Despite broker backlash over its agent advertiser programs, StreetEasy revenue grew a whopping 73 percent in 2015, parent company Zillow Group said Thursday.
In a fourth quarter earnings call, Zillow CEO Spencer Rascoff said the New York City-based listings portal “seems to be on a tear” with revenue that more than doubled since Zillow acquired the company for $50 million in Aug. 2013.
While Zillow doesn’t break out financials for its individual brands, a back-of-the-napkin calculation would give StreetEasy revenue of more than $11.2 million in 2015 – conservatively – based on an earlier disclosure that StreetEasy had $5.6 million in revenue in 2012, the last full year that revenue was disclosed.
Earlier this month, the Seattle-based real estate giant announced it would amp up StreetEasy’s rental foothold by acquiring New York-based rental listings site Naked Apartments for $13 million.
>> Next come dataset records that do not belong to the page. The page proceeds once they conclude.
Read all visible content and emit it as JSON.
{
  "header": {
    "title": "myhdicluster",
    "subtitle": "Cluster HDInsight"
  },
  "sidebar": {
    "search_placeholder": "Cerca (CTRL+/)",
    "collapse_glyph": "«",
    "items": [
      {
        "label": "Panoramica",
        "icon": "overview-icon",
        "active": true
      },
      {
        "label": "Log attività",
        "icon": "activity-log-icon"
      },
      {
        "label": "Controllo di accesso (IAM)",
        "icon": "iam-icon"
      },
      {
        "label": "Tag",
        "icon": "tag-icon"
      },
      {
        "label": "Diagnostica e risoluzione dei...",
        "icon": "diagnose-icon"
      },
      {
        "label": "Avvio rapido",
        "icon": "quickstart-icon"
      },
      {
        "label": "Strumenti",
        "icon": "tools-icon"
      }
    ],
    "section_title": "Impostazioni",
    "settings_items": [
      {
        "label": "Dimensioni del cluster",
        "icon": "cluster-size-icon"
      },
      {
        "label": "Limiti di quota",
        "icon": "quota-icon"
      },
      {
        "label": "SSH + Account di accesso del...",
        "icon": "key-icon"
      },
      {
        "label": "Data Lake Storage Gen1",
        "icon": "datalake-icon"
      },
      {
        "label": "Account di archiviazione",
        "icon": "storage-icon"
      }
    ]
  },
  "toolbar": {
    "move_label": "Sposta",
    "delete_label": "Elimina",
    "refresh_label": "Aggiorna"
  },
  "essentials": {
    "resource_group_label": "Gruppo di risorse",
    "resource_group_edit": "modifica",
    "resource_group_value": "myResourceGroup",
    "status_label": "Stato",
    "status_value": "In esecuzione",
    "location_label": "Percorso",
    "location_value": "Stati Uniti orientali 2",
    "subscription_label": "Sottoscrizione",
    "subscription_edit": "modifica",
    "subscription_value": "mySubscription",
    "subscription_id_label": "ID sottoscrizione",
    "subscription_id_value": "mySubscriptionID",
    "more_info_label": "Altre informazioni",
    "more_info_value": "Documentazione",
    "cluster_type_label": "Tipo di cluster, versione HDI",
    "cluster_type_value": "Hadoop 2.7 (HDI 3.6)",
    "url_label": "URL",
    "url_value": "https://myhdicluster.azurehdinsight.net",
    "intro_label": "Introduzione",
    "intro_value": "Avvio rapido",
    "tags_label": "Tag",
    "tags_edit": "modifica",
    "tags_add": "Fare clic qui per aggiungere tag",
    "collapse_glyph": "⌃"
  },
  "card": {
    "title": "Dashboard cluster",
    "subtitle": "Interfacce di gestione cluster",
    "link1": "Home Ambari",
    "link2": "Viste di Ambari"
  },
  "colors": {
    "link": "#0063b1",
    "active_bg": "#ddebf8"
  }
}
The deal, Rascoff said during the earnings call Thursday, “will help accelerate our growth in the New York City rental market, which represents two-thirds of the residential living units in the city.”
He estimated there is $500 million worth of rental commissions in the market, compared with $1.2 billion worth of sales commissions.
Last year, StreetEasy — which generates revenue via agent advertising, featured listings and other advertising opportunities — introduced two new advertising programs for brokers, a Building Experts and Neighborhood Experts program, which led to a flurry of negative responses from brokers. In particular, the Neighborhood Expert ad program is open to agents who have brokered just two deals in one New York neighborhood over a 36-month period.
Companywide, Zillow had nearly 92,400 agent advertisers as of Dec. 31, 2015, who spend an average of $438 a month to promote their business, Zillow said. At the end of the year, Zillow’s consumer brands – including Zillow, Trulia, StreetEasy and HotPads – saw nearly 124 million average monthly unique visits, up 61 percent year over year.
In 2015, Zillow’s revenue increased 18 percent to $679.9 million. The company’s net loss in 2015 was $91.1 million, compared with $83.3 million in 2014, due to litigation with News Corp., which sued Zillow in 2014 after executives from its real estate website Move joined Zillow.